§ **ASSIGNMENT**:
Retype each entry verbatim. Do not include the images.

BEGIN RECORDED DATA

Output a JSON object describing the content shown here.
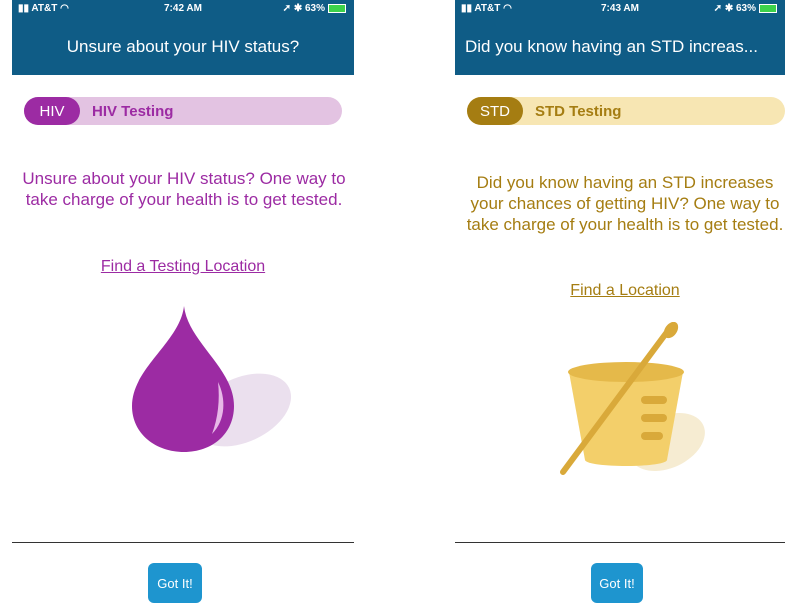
{
  "left": {
    "status": {
      "carrier": "AT&T",
      "time": "7:42 AM",
      "battery": "63%"
    },
    "title": "Unsure about your HIV status?",
    "badge": "HIV",
    "pill_label": "HIV Testing",
    "message": "Unsure about your HIV status? One way to take charge of your health is to get tested.",
    "link": "Find a Testing Location",
    "button": "Got It!",
    "colors": {
      "accent": "#9c2ba3",
      "pill_bg": "#e3c3e2"
    }
  },
  "right": {
    "status": {
      "carrier": "AT&T",
      "time": "7:43 AM",
      "battery": "63%"
    },
    "title": "Did you know having an STD increas...",
    "badge": "STD",
    "pill_label": "STD Testing",
    "message": "Did you know having an STD increases your chances of getting HIV? One way to take charge of your health is to get tested.",
    "link": "Find a Location",
    "button": "Got It!",
    "colors": {
      "accent": "#a57d12",
      "pill_bg": "#f7e6b3"
    }
  },
  "colors": {
    "header": "#0f5c86",
    "button": "#1e95cf"
  },
  "icons": {
    "left_illustration": "blood-drop-icon",
    "right_illustration": "specimen-cup-swab-icon"
  }
}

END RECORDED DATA

§ **SOLUTION**:
Output a JSON object describing the content shown here.
{
  "left": {
    "status": {
      "carrier": "AT&T",
      "time": "7:42 AM",
      "battery": "63%"
    },
    "title": "Unsure about your HIV status?",
    "badge": "HIV",
    "pill_label": "HIV Testing",
    "message": "Unsure about your HIV status? One way to take charge of your health is to get tested.",
    "link": "Find a Testing Location",
    "button": "Got It!",
    "colors": {
      "accent": "#9c2ba3",
      "pill_bg": "#e3c3e2"
    }
  },
  "right": {
    "status": {
      "carrier": "AT&T",
      "time": "7:43 AM",
      "battery": "63%"
    },
    "title": "Did you know having an STD increas...",
    "badge": "STD",
    "pill_label": "STD Testing",
    "message": "Did you know having an STD increases your chances of getting HIV? One way to take charge of your health is to get tested.",
    "link": "Find a Location",
    "button": "Got It!",
    "colors": {
      "accent": "#a57d12",
      "pill_bg": "#f7e6b3"
    }
  },
  "colors": {
    "header": "#0f5c86",
    "button": "#1e95cf"
  },
  "icons": {
    "left_illustration": "blood-drop-icon",
    "right_illustration": "specimen-cup-swab-icon"
  }
}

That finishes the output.